### The input

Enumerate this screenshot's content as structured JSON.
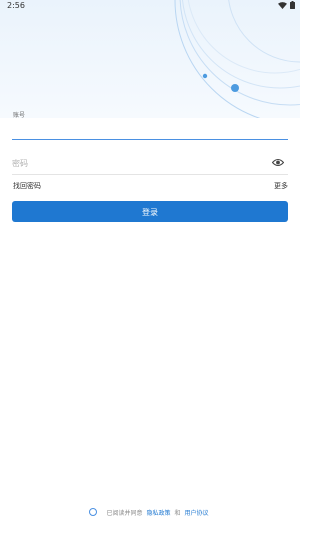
{
  "status_bar": {
    "time": "2:56"
  },
  "login_form": {
    "account_label": "账号",
    "account_value": "",
    "password_placeholder": "密码",
    "forgot_password_label": "找回密码",
    "more_label": "更多",
    "login_button_label": "登录"
  },
  "agreement": {
    "prefix_text": "已阅读并同意",
    "privacy_link": "隐私政策",
    "conjunction": "和",
    "terms_link": "用户协议"
  },
  "icons": {
    "wifi": "wifi-icon",
    "battery": "battery-icon",
    "show_password": "eye-icon",
    "agreement_checkbox": "radio-circle-icon"
  },
  "colors": {
    "accent": "#1f78d1",
    "header_background": "#eaf3fc"
  }
}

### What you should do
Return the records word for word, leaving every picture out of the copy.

### Written reply
Enumerate this screenshot's content as structured JSON.
{
  "status_bar": {
    "time": "2:56"
  },
  "login_form": {
    "account_label": "账号",
    "account_value": "",
    "password_placeholder": "密码",
    "forgot_password_label": "找回密码",
    "more_label": "更多",
    "login_button_label": "登录"
  },
  "agreement": {
    "prefix_text": "已阅读并同意",
    "privacy_link": "隐私政策",
    "conjunction": "和",
    "terms_link": "用户协议"
  },
  "icons": {
    "wifi": "wifi-icon",
    "battery": "battery-icon",
    "show_password": "eye-icon",
    "agreement_checkbox": "radio-circle-icon"
  },
  "colors": {
    "accent": "#1f78d1",
    "header_background": "#eaf3fc"
  }
}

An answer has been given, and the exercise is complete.